So this blog is a week late because I was in a wedding and then had to play catchup with commissions and work all week, and this is a great example of me being a hypocrite and not sticking to my deadlines. I also haven’t posted new art in a while, because I have been working on commissions, which brings me to my main point: selling out is really ok, all the cool kids are doing it to pay bills. Whether you are a musician playing cover songs at weddings on the weekends to support your songwriting career, or an artist painting peoples’ dogs or favorite quotes, or an aspiring filmmaker filming graduation ceremonies and high school football games, if you are practicing your craft in some way and getting paid, then why is that in any way bad? People who judge you for it are liars because everyone has to pay the bills somehow, unless you’re a trust fund kid in which case ~slow clap~. Example, I paint a lot of watercolors of homes for people, they make great gifts and honestly keep my art business afloat. Are houses my area of focus or part of my artist statement? No, but I love painting! If I am still producing the work that contributes to my vision as an artist and also practice fundamentals of painting, by painting watercolors of houses, and getting paid to do it, I consider that a win-win.
I say yes to absolutely every art commission (or project) and graphic design job that comes my way and I hope that’s a no brainer for most other people trying to make it as a creative entrepreneur, and I have to remind myself to be completely open minded about every job and give each commission 1150%. At my old job my attention to detail was often criticized. Call it selective hearing or putting what I wanted to do over what I have to do first or just being scatterbrained, I fully admit it’s my weakness, and although I've learned how to work on it, the one thing I am able to devote all of my attention to for any amount of time is my art. I never rush through projects; when I am painting, I don’t do things like, oh.. I don’t know, put a giant typo on a direct mailer that got sent out to 1000 Nashvillians. I want that dedication to be evident in every single thing that I paint or produce.

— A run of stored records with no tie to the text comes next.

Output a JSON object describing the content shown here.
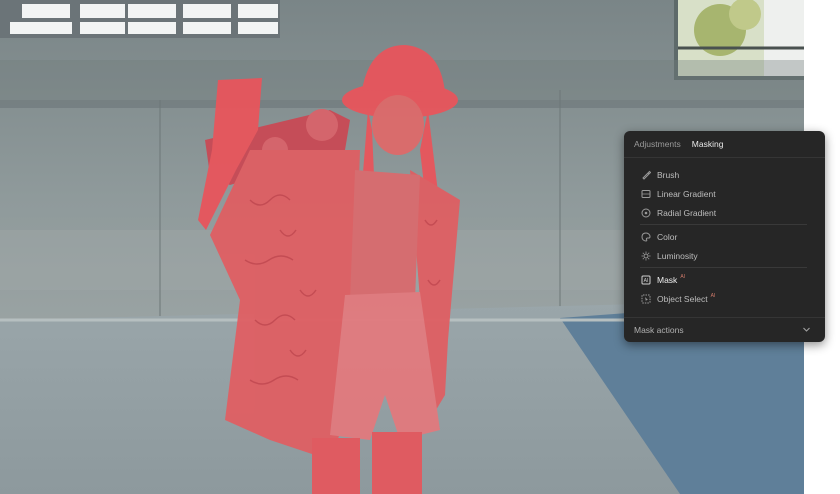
{
  "panel": {
    "tabs": [
      {
        "label": "Adjustments",
        "active": false
      },
      {
        "label": "Masking",
        "active": true
      }
    ],
    "tools": [
      {
        "label": "Brush",
        "icon": "brush-icon"
      },
      {
        "label": "Linear Gradient",
        "icon": "linear-gradient-icon"
      },
      {
        "label": "Radial Gradient",
        "icon": "radial-gradient-icon"
      }
    ],
    "tools2": [
      {
        "label": "Color",
        "icon": "color-icon"
      },
      {
        "label": "Luminosity",
        "icon": "luminosity-icon"
      }
    ],
    "tools3": [
      {
        "label": "Mask",
        "ai": "AI",
        "icon": "ai-mask-icon",
        "selected": true
      },
      {
        "label": "Object Select",
        "ai": "AI",
        "icon": "object-select-icon",
        "selected": false
      }
    ],
    "footer_label": "Mask actions"
  },
  "colors": {
    "mask_overlay": "#e8555c",
    "panel_bg": "#262626",
    "ai_badge": "#d07a6a"
  }
}
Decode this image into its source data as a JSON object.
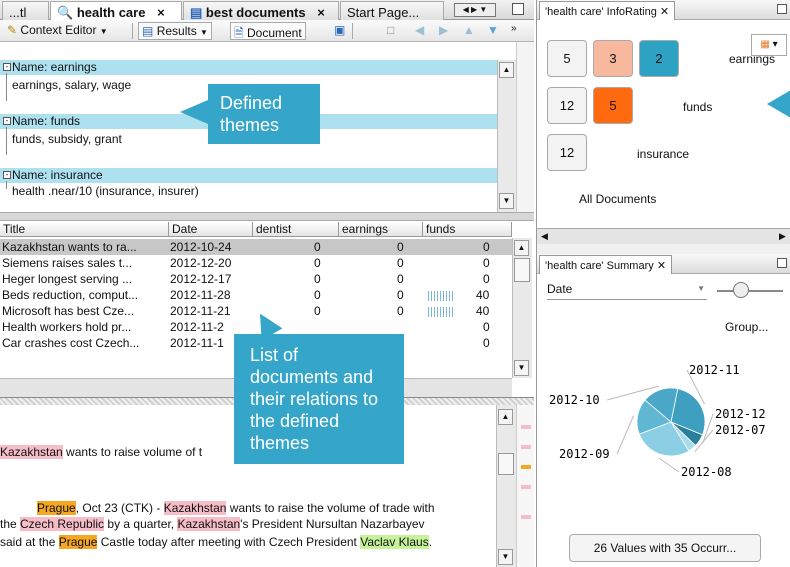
{
  "tabs": [
    {
      "label": "...tl"
    },
    {
      "label": "health care",
      "close": "×"
    },
    {
      "label": "best documents",
      "close": "×"
    },
    {
      "label": "Start Page..."
    }
  ],
  "toolbar": {
    "context_editor": "Context Editor",
    "results": "Results",
    "document": "Document"
  },
  "themes": [
    {
      "name": "Name: earnings",
      "definition": "earnings, salary, wage"
    },
    {
      "name": "Name: funds",
      "definition": "funds, subsidy, grant"
    },
    {
      "name": "Name: insurance",
      "definition": "health .near/10 (insurance, insurer)"
    }
  ],
  "callouts": {
    "themes": "Defined\nthemes",
    "docs": "List of\ndocuments and\ntheir relations to\nthe defined\nthemes"
  },
  "table": {
    "headers": [
      "Title",
      "Date",
      "dentist",
      "earnings",
      "funds"
    ],
    "rows": [
      {
        "title": "Kazakhstan wants to ra...",
        "date": "2012-10-24",
        "dentist": "0",
        "earnings": "0",
        "funds": "0"
      },
      {
        "title": "Siemens raises sales t...",
        "date": "2012-12-20",
        "dentist": "0",
        "earnings": "0",
        "funds": "0"
      },
      {
        "title": "Heger longest serving ...",
        "date": "2012-12-17",
        "dentist": "0",
        "earnings": "0",
        "funds": "0"
      },
      {
        "title": "Beds reduction, comput...",
        "date": "2012-11-28",
        "dentist": "0",
        "earnings": "0",
        "funds": "40"
      },
      {
        "title": "Microsoft has best Cze...",
        "date": "2012-11-21",
        "dentist": "0",
        "earnings": "0",
        "funds": "40"
      },
      {
        "title": "Health workers hold pr...",
        "date": "2012-11-2",
        "dentist": "",
        "earnings": "",
        "funds": "0"
      },
      {
        "title": "Car crashes cost Czech...",
        "date": "2012-11-1",
        "dentist": "",
        "earnings": "",
        "funds": "0"
      }
    ]
  },
  "document": {
    "line1": {
      "hl": "Kazakhstan",
      "rest": " wants to raise volume of t"
    },
    "line2": {
      "a": "Prague",
      "b": ", Oct 23 (CTK) - ",
      "c": "Kazakhstan",
      "d": " wants to raise the volume of trade with"
    },
    "line3": {
      "a": "the ",
      "b": "Czech Republic",
      "c": " by a quarter, ",
      "d": "Kazakhstan",
      "e": "'s President Nursultan Nazarbayev"
    },
    "line4": {
      "a": "said at the ",
      "b": "Prague",
      "c": " Castle today after meeting with Czech President ",
      "d": "Vaclav Klaus",
      "e": "."
    }
  },
  "inforating": {
    "tab": "'health care' InfoRating",
    "rows": [
      {
        "values": [
          "5",
          "3",
          "2"
        ],
        "label": "earnings"
      },
      {
        "values": [
          "12",
          "5"
        ],
        "label": "funds"
      },
      {
        "values": [
          "12"
        ],
        "label": "insurance"
      }
    ],
    "all": "All Documents"
  },
  "summary": {
    "tab": "'health care' Summary",
    "field": "Date",
    "group": "Group...",
    "footer": "26 Values with 35 Occurr..."
  },
  "chart_data": {
    "type": "pie",
    "labels": [
      "2012-11",
      "2012-12",
      "2012-07",
      "2012-08",
      "2012-09",
      "2012-10"
    ],
    "values": [
      28,
      6,
      4,
      28,
      17,
      17
    ],
    "colors": [
      "#3f9fc0",
      "#2a7f9c",
      "#a8dceb",
      "#8ccfe4",
      "#5fb7d4",
      "#4aa7c7"
    ]
  }
}
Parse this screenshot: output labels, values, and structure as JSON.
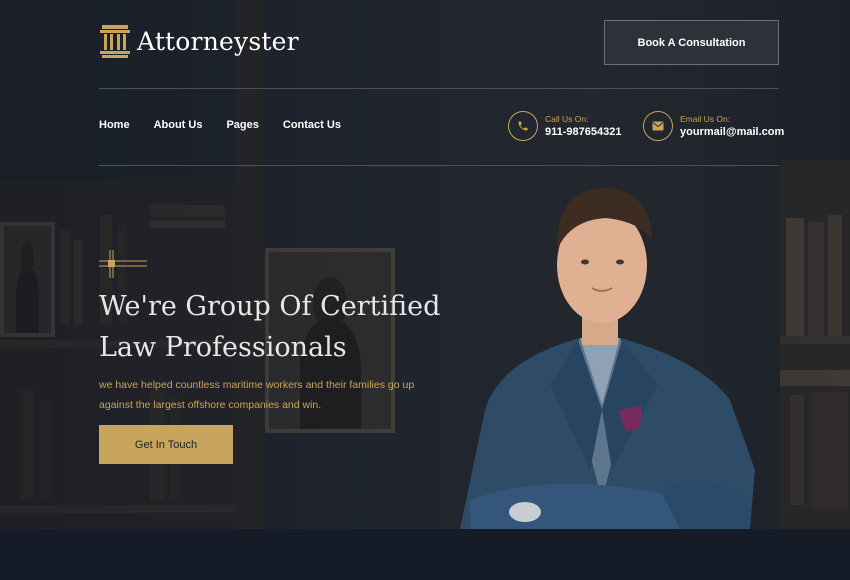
{
  "header": {
    "logo_text": "Attorneyster",
    "book_button": "Book A Consultation"
  },
  "nav": {
    "items": [
      "Home",
      "About Us",
      "Pages",
      "Contact Us"
    ]
  },
  "contact": {
    "call_label": "Call Us On:",
    "call_value": "911-987654321",
    "email_label": "Email Us On:",
    "email_value": "yourmail@mail.com"
  },
  "hero": {
    "headline_line1": "We're Group Of Certified",
    "headline_line2": "Law Professionals",
    "subtext": "we have helped countless maritime workers and their families go up against the largest offshore companies and win.",
    "cta": "Get In Touch"
  },
  "colors": {
    "accent": "#c9a45a",
    "button_gold": "#c8a55e",
    "background": "#1f2530",
    "bottom_band": "#151b27"
  },
  "icons": [
    "pillar-logo-icon",
    "phone-icon",
    "mail-icon",
    "decorative-cross-icon"
  ]
}
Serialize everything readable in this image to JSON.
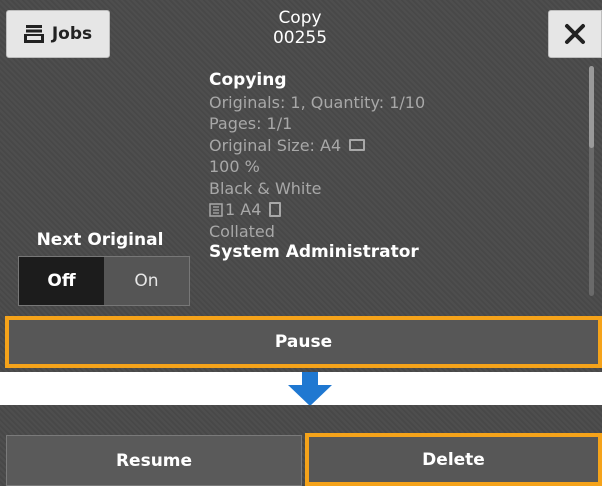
{
  "header": {
    "jobs_label": "Jobs",
    "title": "Copy",
    "job_number": "00255"
  },
  "details": {
    "status": "Copying",
    "originals_quantity": "Originals: 1, Quantity: 1/10",
    "pages": "Pages: 1/1",
    "original_size": "Original Size: A4",
    "zoom": "100 %",
    "color_mode": "Black & White",
    "tray_paper": "1 A4",
    "collation": "Collated",
    "owner": "System Administrator"
  },
  "next_original": {
    "label": "Next Original",
    "off_label": "Off",
    "on_label": "On",
    "selected": "Off"
  },
  "pause_label": "Pause",
  "resume_label": "Resume",
  "delete_label": "Delete",
  "colors": {
    "panel_bg": "#4a4a4a",
    "highlight": "#f5a31a",
    "arrow": "#1f78d1",
    "toggle_selected": "#1c1c1c"
  },
  "icons": {
    "jobs": "tray-stack-icon",
    "close": "close-icon",
    "size_orientation": "landscape-icon",
    "tray": "paper-tray-icon",
    "paper_orientation": "portrait-icon",
    "transition": "arrow-down-icon"
  }
}
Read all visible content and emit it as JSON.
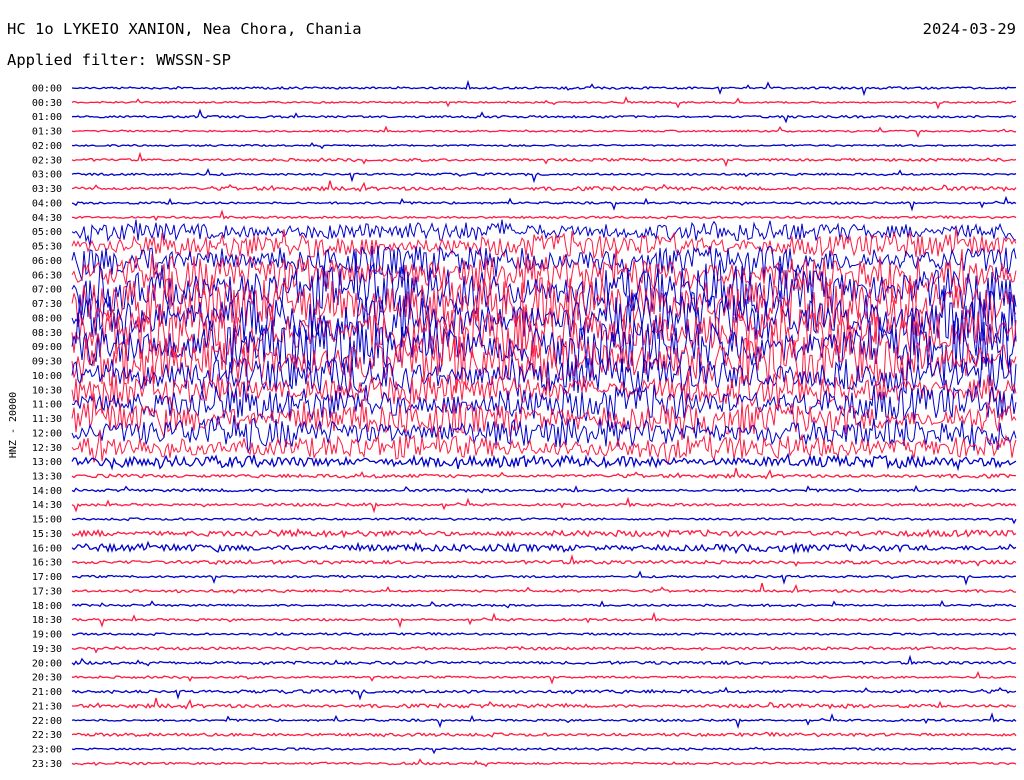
{
  "header": {
    "station": "HC 1o LYKEIO XANION, Nea Chora, Chania",
    "date": "2024-03-29",
    "filter_text": "Applied filter: WWSSN-SP"
  },
  "colors": {
    "trace_a": "#0000cc",
    "trace_b": "#ff1a40",
    "background": "#ffffff"
  },
  "chart_data": {
    "type": "line",
    "title": "HC 1o LYKEIO XANION, Nea Chora, Chania",
    "ylabel": "HNZ - 20000",
    "row_labels": [
      "00:00",
      "00:30",
      "01:00",
      "01:30",
      "02:00",
      "02:30",
      "03:00",
      "03:30",
      "04:00",
      "04:30",
      "05:00",
      "05:30",
      "06:00",
      "06:30",
      "07:00",
      "07:30",
      "08:00",
      "08:30",
      "09:00",
      "09:30",
      "10:00",
      "10:30",
      "11:00",
      "11:30",
      "12:00",
      "12:30",
      "13:00",
      "13:30",
      "14:00",
      "14:30",
      "15:00",
      "15:30",
      "16:00",
      "16:30",
      "17:00",
      "17:30",
      "18:00",
      "18:30",
      "19:00",
      "19:30",
      "20:00",
      "20:30",
      "21:00",
      "21:30",
      "22:00",
      "22:30",
      "23:00",
      "23:30"
    ],
    "row_colors_cycle": [
      "#0000cc",
      "#ff1a40"
    ],
    "activity_levels": [
      0.02,
      0.01,
      0.02,
      0.01,
      0.01,
      0.03,
      0.02,
      0.05,
      0.02,
      0.02,
      0.35,
      0.45,
      0.55,
      0.75,
      0.95,
      1.0,
      1.0,
      1.0,
      1.0,
      0.95,
      0.7,
      0.6,
      0.65,
      0.6,
      0.55,
      0.45,
      0.2,
      0.05,
      0.03,
      0.03,
      0.02,
      0.1,
      0.12,
      0.05,
      0.02,
      0.03,
      0.02,
      0.02,
      0.02,
      0.03,
      0.04,
      0.02,
      0.04,
      0.05,
      0.02,
      0.04,
      0.02,
      0.02
    ]
  }
}
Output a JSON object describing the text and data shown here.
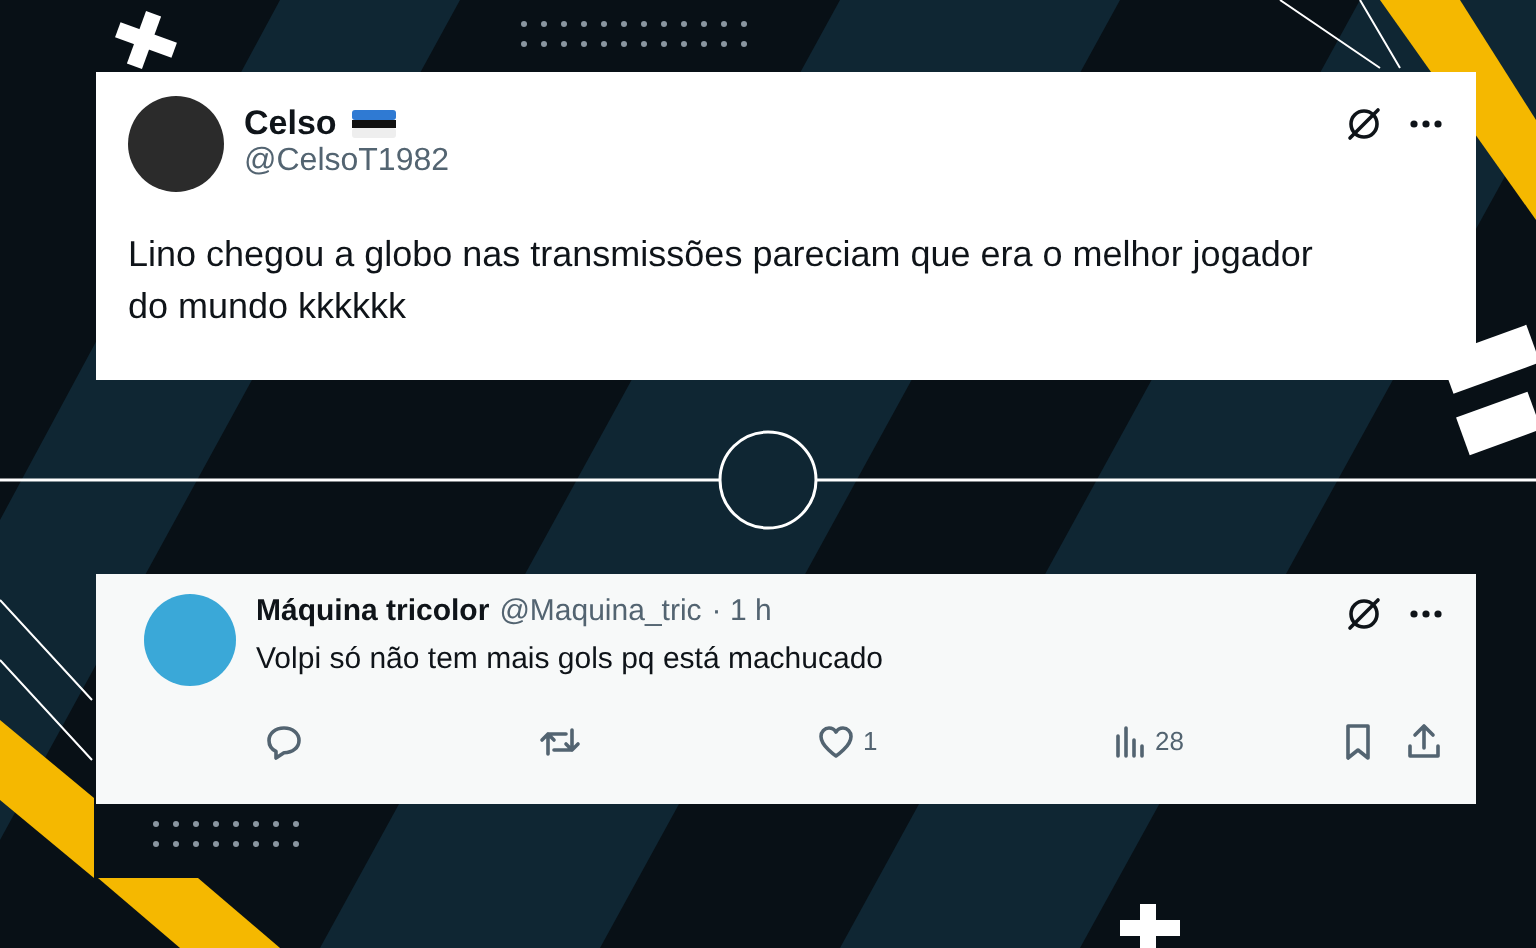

Being open minded also ties into creating your own opportunities. When I started this year with the goal in mind to have one art show per month, I had to readjust. I changed that goal to “I will work towards one major art related goal each month”. I apply to galleries and calls for artists pretty regularly and I usually don’t get what I hope for out of it. I am in the stage in my independent career where I am pretty much just blindly throwing tons of darts with both hands and seeing what sticks. I am constantly reaching out to people in my career field for advice, following them on social media, and looking for inspiration everywhere. BUT there is a really big difference between seeking inspiration, and flat out copying what someone successful did. Originality is everything. Here’s an example. I love Heather Day; her artwork and social media presence and brand is just gold. I read her blog about getting sponsors and was really inspired by it. I am in no way there yet, but it got me thinking- if I can’t get sponsors, working with other local, female entrepreneurs could be really cool- tying in other brands and supporting local businesses and collaborating. So, I came up with this idea to incorporate other brands into what I am doing- I won’t divulge all the details yet, because I want it to be a surprise (in two weeks, stay tuned!), but after weeks of applying to existing opportunities and not getting what I wanted out of it, I decided to create my own. This is really how I have showcased my art. I wasn’t having much luck reaching out to galleries one month, so I reached out to a local brewery with bare walls. I want more social media followers and email subscribers, so I reached out to some local businesses I really like to see if they want to co-promote. I guess my point in all of this is, don’t get discouraged if you find that you’re not getting what you wanted out of all your efforts and hard work. It just means it’s time to think creatively. I usually break down what I want to the most basic root of it- I change “I want my art in that gallery” to “I want people interested in the Nashville art scene to see my art” to “I just want to share my art and have it on display somewhere”. Breaking a goal down to the core of what it is I actually want to accomplish allows me to come up with a million different ways in which to achieve that goal. I find it’s really helpful to write all of those different ideas down on paper and then using those ideas as your to-do list for the day.
I have also been pretty amazed by what I can accomplish when I just really want to do something, versus when I have to. Again, kind of a no brainer. This goes back to the days of summer reading. I love reading, I would be reading all summer anyways, but there’s something about when it was being assigned to me that made it become a hated chore. Same goes for this, when I am working towards a goal that I really want, I am able to think so much more creatively and be so much more open minded about opportunities. This may just be that I am really stubborn millennial, hence the whole goal to be my own boss, but all of this works for me and maybe it will work for you too!